● Exercise aim:
Where in the material does the word "keys" appear? Copy each line that has it.

● Source data:
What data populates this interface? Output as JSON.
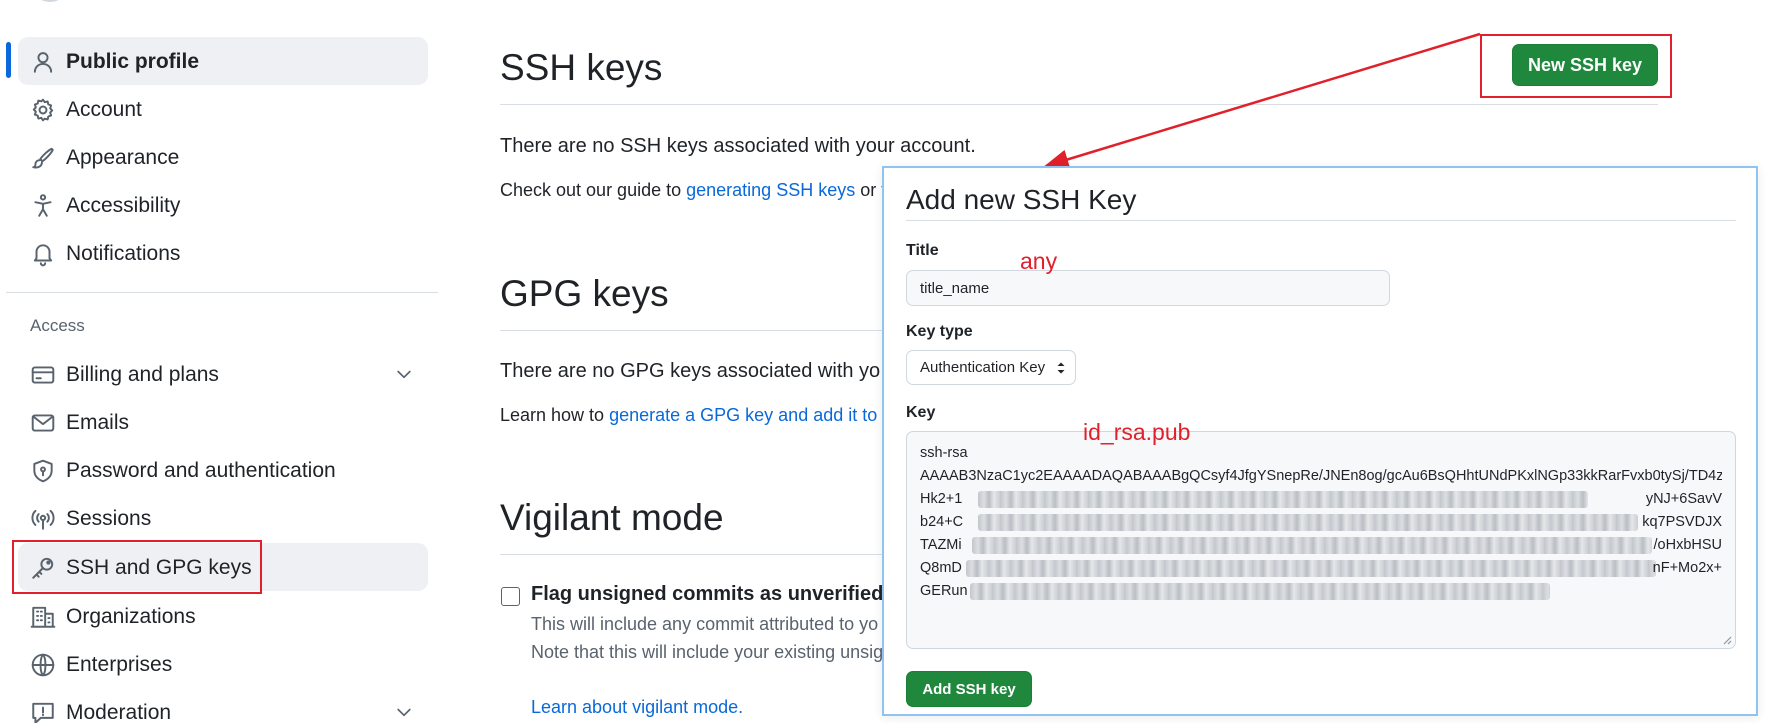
{
  "sidebar": {
    "items": [
      {
        "label": "Public profile",
        "icon": "person-icon"
      },
      {
        "label": "Account",
        "icon": "gear-icon"
      },
      {
        "label": "Appearance",
        "icon": "paintbrush-icon"
      },
      {
        "label": "Accessibility",
        "icon": "accessibility-icon"
      },
      {
        "label": "Notifications",
        "icon": "bell-icon"
      },
      {
        "label": "Billing and plans",
        "icon": "credit-card-icon"
      },
      {
        "label": "Emails",
        "icon": "mail-icon"
      },
      {
        "label": "Password and authentication",
        "icon": "shield-lock-icon"
      },
      {
        "label": "Sessions",
        "icon": "broadcast-icon"
      },
      {
        "label": "SSH and GPG keys",
        "icon": "key-icon"
      },
      {
        "label": "Organizations",
        "icon": "organization-icon"
      },
      {
        "label": "Enterprises",
        "icon": "globe-icon"
      },
      {
        "label": "Moderation",
        "icon": "report-icon"
      }
    ],
    "access_heading": "Access"
  },
  "ssh": {
    "heading": "SSH keys",
    "new_button": "New SSH key",
    "empty_text": "There are no SSH keys associated with your account.",
    "guide_prefix": "Check out our guide to ",
    "guide_link": "generating SSH keys",
    "guide_suffix": " or t"
  },
  "gpg": {
    "heading": "GPG keys",
    "empty_text": "There are no GPG keys associated with yo",
    "learn_prefix": "Learn how to ",
    "learn_link": "generate a GPG key and add it to y"
  },
  "vigilant": {
    "heading": "Vigilant mode",
    "checkbox_label": "Flag unsigned commits as unverified",
    "desc_line1": "This will include any commit attributed to yo",
    "desc_line2": "Note that this will include your existing unsig",
    "learn_link": "Learn about vigilant mode."
  },
  "modal": {
    "title": "Add new SSH Key",
    "title_label": "Title",
    "title_value": "title_name",
    "key_type_label": "Key type",
    "key_type_value": "Authentication Key",
    "key_label": "Key",
    "key_lines": [
      "ssh-rsa",
      "AAAAB3NzaC1yc2EAAAADAQABAAABgQCsyf4JfgYSnepRe/JNEn8og/gcAu6BsQHhtUNdPKxlNGp33kkRarFvxb0tySj/TD4z",
      "Hk2+1",
      "b24+C",
      "TAZMi",
      "Q8mD",
      "GERun"
    ],
    "key_line_ends": [
      "",
      "",
      "yNJ+6SavV",
      "kq7PSVDJX",
      "/oHxbHSU",
      "nF+Mo2x+",
      ""
    ],
    "submit": "Add SSH key"
  },
  "annotations": {
    "title_note": "any",
    "key_note": "id_rsa.pub"
  },
  "colors": {
    "accent": "#0969da",
    "primary_button": "#1f883d",
    "annotation": "#e0202a",
    "modal_border": "#8fc3f2"
  }
}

● Your response:
        "label": "SSH and GPG keys",
    "heading": "SSH keys",
    "empty_text": "There are no SSH keys associated with your account.",
    "guide_link": "generating SSH keys",
    "heading": "GPG keys",
    "empty_text": "There are no GPG keys associated with yo",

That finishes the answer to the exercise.